+++ EXCERPTED DATA +++

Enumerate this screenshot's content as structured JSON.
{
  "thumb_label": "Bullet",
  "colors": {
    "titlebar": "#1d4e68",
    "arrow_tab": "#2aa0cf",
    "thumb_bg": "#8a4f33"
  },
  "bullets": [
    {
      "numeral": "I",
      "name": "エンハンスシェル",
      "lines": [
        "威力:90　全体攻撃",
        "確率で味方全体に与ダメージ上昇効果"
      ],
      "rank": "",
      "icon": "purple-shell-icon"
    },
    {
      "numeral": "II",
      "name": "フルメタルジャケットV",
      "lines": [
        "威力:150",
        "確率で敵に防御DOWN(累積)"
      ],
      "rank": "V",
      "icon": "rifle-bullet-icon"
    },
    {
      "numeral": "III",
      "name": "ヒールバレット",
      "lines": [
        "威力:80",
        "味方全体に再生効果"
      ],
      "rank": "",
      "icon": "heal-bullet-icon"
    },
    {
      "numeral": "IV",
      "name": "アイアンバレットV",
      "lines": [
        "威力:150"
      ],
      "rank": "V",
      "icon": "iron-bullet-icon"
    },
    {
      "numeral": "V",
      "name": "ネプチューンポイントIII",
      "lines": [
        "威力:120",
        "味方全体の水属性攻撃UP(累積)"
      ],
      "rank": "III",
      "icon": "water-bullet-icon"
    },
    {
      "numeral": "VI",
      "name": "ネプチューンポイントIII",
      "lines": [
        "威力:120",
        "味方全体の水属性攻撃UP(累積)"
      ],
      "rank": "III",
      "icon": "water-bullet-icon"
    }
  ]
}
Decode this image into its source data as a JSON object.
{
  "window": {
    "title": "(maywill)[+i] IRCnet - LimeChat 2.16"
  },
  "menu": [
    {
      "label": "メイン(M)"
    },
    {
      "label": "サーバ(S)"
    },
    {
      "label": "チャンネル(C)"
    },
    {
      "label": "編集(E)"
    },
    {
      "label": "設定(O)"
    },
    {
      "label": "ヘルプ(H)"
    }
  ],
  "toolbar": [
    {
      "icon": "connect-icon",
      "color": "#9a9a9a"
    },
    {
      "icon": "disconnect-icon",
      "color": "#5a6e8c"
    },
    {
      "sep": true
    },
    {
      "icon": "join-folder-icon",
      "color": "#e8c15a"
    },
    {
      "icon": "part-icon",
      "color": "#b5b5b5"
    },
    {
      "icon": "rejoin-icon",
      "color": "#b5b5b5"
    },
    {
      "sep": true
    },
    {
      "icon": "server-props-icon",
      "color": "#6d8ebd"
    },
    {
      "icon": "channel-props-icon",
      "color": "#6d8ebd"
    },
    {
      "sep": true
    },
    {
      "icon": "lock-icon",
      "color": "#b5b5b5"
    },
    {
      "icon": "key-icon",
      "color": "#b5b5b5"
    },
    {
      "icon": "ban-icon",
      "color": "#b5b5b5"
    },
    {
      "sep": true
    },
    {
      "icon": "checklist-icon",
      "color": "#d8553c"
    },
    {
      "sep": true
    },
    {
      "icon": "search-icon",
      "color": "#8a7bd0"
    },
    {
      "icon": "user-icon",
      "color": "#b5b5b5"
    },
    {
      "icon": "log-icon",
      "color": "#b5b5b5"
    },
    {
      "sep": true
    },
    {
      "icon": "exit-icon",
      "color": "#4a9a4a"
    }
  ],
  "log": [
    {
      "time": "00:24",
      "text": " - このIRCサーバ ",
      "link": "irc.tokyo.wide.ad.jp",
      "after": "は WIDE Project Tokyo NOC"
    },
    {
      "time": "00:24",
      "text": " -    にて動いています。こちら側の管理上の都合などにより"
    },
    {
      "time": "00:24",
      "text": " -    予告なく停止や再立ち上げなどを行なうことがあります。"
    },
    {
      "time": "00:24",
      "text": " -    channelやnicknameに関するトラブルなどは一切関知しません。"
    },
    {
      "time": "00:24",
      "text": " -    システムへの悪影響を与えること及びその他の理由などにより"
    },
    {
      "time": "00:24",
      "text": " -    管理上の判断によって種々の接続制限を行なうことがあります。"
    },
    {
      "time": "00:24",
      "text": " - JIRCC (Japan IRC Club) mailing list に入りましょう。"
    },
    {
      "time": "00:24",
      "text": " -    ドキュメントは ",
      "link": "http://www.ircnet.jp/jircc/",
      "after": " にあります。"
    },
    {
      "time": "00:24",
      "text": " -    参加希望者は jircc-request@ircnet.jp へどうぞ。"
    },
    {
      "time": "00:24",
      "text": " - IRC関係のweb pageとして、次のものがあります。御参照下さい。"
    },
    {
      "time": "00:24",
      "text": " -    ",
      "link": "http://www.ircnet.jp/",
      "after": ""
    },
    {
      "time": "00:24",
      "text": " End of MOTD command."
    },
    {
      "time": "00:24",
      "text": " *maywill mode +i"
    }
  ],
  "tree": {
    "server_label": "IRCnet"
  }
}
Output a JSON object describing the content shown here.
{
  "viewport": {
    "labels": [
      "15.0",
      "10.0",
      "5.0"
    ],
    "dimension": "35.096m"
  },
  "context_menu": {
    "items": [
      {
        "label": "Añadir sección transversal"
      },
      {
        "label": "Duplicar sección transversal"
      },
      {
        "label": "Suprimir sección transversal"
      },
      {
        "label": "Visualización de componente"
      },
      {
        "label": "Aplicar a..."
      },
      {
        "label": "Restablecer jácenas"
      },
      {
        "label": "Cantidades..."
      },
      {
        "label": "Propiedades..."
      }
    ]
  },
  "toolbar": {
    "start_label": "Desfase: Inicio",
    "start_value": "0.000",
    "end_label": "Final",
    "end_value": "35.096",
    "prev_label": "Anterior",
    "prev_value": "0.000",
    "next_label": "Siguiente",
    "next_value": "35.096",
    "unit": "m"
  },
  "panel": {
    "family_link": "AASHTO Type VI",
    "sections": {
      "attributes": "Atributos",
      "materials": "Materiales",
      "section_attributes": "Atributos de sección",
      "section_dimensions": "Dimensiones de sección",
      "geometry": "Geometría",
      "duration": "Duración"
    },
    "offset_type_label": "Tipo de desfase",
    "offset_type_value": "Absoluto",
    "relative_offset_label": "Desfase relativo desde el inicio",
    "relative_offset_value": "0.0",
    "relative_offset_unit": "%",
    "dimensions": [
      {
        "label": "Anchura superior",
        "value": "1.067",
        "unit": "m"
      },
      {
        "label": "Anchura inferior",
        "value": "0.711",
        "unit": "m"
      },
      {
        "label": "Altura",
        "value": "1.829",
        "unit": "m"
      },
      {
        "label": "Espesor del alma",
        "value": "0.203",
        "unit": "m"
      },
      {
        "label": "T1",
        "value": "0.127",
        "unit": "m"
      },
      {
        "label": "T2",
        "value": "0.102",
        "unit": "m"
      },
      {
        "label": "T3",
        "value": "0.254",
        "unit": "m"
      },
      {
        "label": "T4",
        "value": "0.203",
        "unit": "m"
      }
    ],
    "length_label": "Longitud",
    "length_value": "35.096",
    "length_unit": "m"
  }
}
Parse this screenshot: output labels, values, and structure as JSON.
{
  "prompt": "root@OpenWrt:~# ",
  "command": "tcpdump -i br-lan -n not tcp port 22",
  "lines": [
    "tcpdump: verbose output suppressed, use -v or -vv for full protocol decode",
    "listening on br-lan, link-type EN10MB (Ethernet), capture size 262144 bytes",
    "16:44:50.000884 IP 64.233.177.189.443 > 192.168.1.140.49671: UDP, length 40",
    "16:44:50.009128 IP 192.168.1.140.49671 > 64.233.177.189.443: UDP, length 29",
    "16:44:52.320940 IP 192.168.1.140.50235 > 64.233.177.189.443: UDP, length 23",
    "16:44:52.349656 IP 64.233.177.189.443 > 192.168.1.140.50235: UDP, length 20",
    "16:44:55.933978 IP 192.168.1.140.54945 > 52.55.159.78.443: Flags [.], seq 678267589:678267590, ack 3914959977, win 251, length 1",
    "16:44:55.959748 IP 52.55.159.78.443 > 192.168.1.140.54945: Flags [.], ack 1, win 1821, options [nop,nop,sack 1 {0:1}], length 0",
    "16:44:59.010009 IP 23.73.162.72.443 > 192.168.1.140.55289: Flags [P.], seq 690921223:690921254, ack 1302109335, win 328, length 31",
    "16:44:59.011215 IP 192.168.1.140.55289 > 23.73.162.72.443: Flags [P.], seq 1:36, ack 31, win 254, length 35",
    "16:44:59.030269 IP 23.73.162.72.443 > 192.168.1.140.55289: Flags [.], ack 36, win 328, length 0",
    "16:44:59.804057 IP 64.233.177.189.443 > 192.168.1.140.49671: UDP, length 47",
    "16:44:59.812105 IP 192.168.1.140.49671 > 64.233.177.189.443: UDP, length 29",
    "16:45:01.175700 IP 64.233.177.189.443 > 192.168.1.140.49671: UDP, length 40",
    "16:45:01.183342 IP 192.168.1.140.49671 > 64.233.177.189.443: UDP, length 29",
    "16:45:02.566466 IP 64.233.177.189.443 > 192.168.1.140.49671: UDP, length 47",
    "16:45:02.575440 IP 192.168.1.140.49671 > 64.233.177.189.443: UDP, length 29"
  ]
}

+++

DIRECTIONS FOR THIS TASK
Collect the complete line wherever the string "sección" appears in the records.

SOLUTION TO THE PROBLEM
        "label": "Añadir sección transversal"
        "label": "Duplicar sección transversal"
        "label": "Suprimir sección transversal"
      "section_attributes": "Atributos de sección",
      "section_dimensions": "Dimensiones de sección",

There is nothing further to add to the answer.